==== RECORDS SUPPLIED

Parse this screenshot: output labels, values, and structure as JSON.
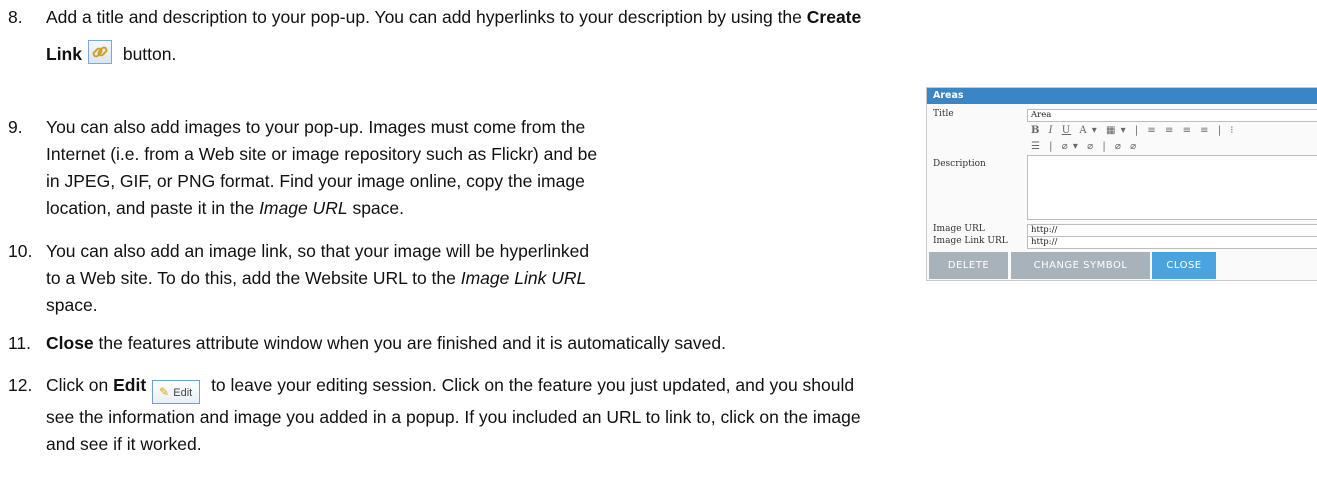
{
  "steps": [
    {
      "num": "8.",
      "line1_before": "Add a title and description to your pop-up. You can add hyperlinks to your description by using the ",
      "line1_bold": "Create",
      "line2_bold": "Link",
      "line2_after": " button."
    },
    {
      "num": "9.",
      "lines": [
        "You can also add images to your pop-up. Images must come from the",
        "Internet (i.e. from a Web site or image repository such as Flickr) and be",
        "in JPEG, GIF, or PNG format. Find your image online, copy the image"
      ],
      "last_before": "location, and paste it in the ",
      "last_italic": "Image URL",
      "last_after": " space."
    },
    {
      "num": "10.",
      "lines": [
        "You can also add an image link, so that your image will be hyperlinked"
      ],
      "line2_before": "to a Web site. To do this, add the Website URL to the ",
      "line2_italic": "Image Link URL",
      "last": "space."
    },
    {
      "num": "11.",
      "bold": "Close",
      "after": " the features attribute window when you are finished and it is automatically saved."
    },
    {
      "num": "12.",
      "before": "Click on ",
      "bold": "Edit",
      "after": " to leave your editing session. Click on the feature you just updated, and you should",
      "line2": "see the information and image you added in a popup. If you included an URL to link to, click on the image",
      "line3": "and see if it worked."
    }
  ],
  "edit_button_label": "Edit",
  "dialog": {
    "title": "Areas",
    "title_label": "Title",
    "title_value": "Area",
    "description_label": "Description",
    "toolbar_row1": [
      "B",
      "I",
      "U",
      "A ▾",
      "▦ ▾",
      "|",
      "≡",
      "≡",
      "≡",
      "≡",
      "|",
      "⁝"
    ],
    "toolbar_row2": [
      "☰",
      "|",
      "⌀ ▾",
      "⌀",
      "|",
      "⌀",
      "⌀"
    ],
    "image_url_label": "Image URL",
    "image_url_value": "http://",
    "image_link_url_label": "Image Link URL",
    "image_link_url_value": "http://",
    "buttons": {
      "delete": "DELETE",
      "change_symbol": "CHANGE SYMBOL",
      "close": "CLOSE"
    }
  },
  "colors": {
    "dialog_header": "#3a85c6",
    "button_gray": "#a8b2bb",
    "button_blue": "#4ba4e0"
  }
}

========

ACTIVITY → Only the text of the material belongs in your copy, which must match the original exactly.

ANSWER TO THE PROBLEM →
Parse this screenshot: output labels, values, and structure as JSON.
{
  "steps": [
    {
      "num": "8.",
      "line1_before": "Add a title and description to your pop-up. You can add hyperlinks to your description by using the ",
      "line1_bold": "Create",
      "line2_bold": "Link",
      "line2_after": " button."
    },
    {
      "num": "9.",
      "lines": [
        "You can also add images to your pop-up. Images must come from the",
        "Internet (i.e. from a Web site or image repository such as Flickr) and be",
        "in JPEG, GIF, or PNG format. Find your image online, copy the image"
      ],
      "last_before": "location, and paste it in the ",
      "last_italic": "Image URL",
      "last_after": " space."
    },
    {
      "num": "10.",
      "lines": [
        "You can also add an image link, so that your image will be hyperlinked"
      ],
      "line2_before": "to a Web site. To do this, add the Website URL to the ",
      "line2_italic": "Image Link URL",
      "last": "space."
    },
    {
      "num": "11.",
      "bold": "Close",
      "after": " the features attribute window when you are finished and it is automatically saved."
    },
    {
      "num": "12.",
      "before": "Click on ",
      "bold": "Edit",
      "after": " to leave your editing session. Click on the feature you just updated, and you should",
      "line2": "see the information and image you added in a popup. If you included an URL to link to, click on the image",
      "line3": "and see if it worked."
    }
  ],
  "edit_button_label": "Edit",
  "dialog": {
    "title": "Areas",
    "title_label": "Title",
    "title_value": "Area",
    "description_label": "Description",
    "toolbar_row1": [
      "B",
      "I",
      "U",
      "A ▾",
      "▦ ▾",
      "|",
      "≡",
      "≡",
      "≡",
      "≡",
      "|",
      "⁝"
    ],
    "toolbar_row2": [
      "☰",
      "|",
      "⌀ ▾",
      "⌀",
      "|",
      "⌀",
      "⌀"
    ],
    "image_url_label": "Image URL",
    "image_url_value": "http://",
    "image_link_url_label": "Image Link URL",
    "image_link_url_value": "http://",
    "buttons": {
      "delete": "DELETE",
      "change_symbol": "CHANGE SYMBOL",
      "close": "CLOSE"
    }
  },
  "colors": {
    "dialog_header": "#3a85c6",
    "button_gray": "#a8b2bb",
    "button_blue": "#4ba4e0"
  }
}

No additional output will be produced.